Start of Block

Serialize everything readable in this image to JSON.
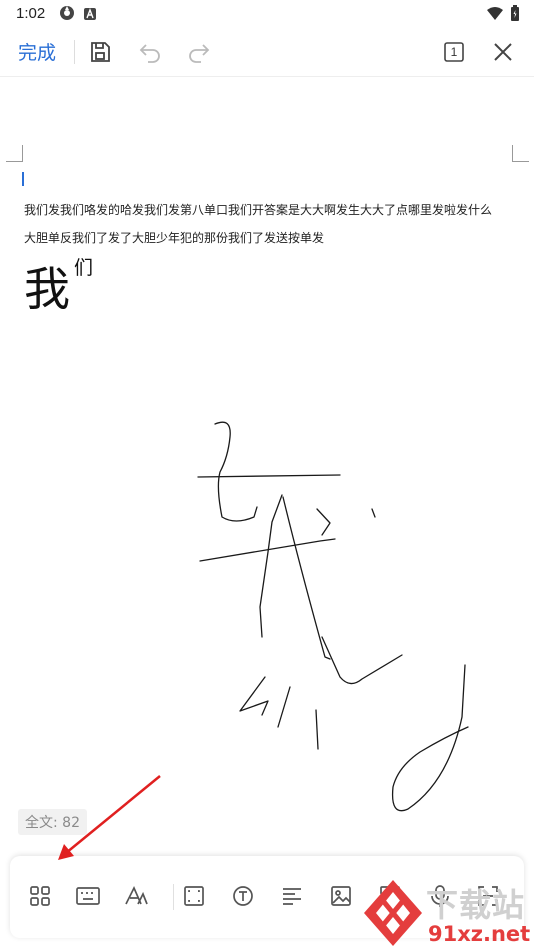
{
  "status_bar": {
    "time": "1:02"
  },
  "toolbar": {
    "done_label": "完成",
    "page_number": "1"
  },
  "document": {
    "paragraph_1": "我们发我们咯发的哈发我们发第八单口我们开答案是大大啊发生大大了点哪里发啦发什么",
    "paragraph_2": "大胆单反我们了发了大胆少年犯的那份我们了发送按单发",
    "large_char": "我",
    "superscript_char": "们"
  },
  "word_count": "全文: 82",
  "watermark": {
    "top_text": "下载站",
    "bottom_text": "91xz.net"
  },
  "colors": {
    "accent": "#2a6fd6",
    "arrow": "#e02020",
    "icon": "#555555"
  }
}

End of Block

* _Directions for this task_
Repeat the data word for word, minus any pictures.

* _Solution_
Serialize everything readable in this image to JSON.
{
  "status_bar": {
    "time": "1:02"
  },
  "toolbar": {
    "done_label": "完成",
    "page_number": "1"
  },
  "document": {
    "paragraph_1": "我们发我们咯发的哈发我们发第八单口我们开答案是大大啊发生大大了点哪里发啦发什么",
    "paragraph_2": "大胆单反我们了发了大胆少年犯的那份我们了发送按单发",
    "large_char": "我",
    "superscript_char": "们"
  },
  "word_count": "全文: 82",
  "watermark": {
    "top_text": "下载站",
    "bottom_text": "91xz.net"
  },
  "colors": {
    "accent": "#2a6fd6",
    "arrow": "#e02020",
    "icon": "#555555"
  }
}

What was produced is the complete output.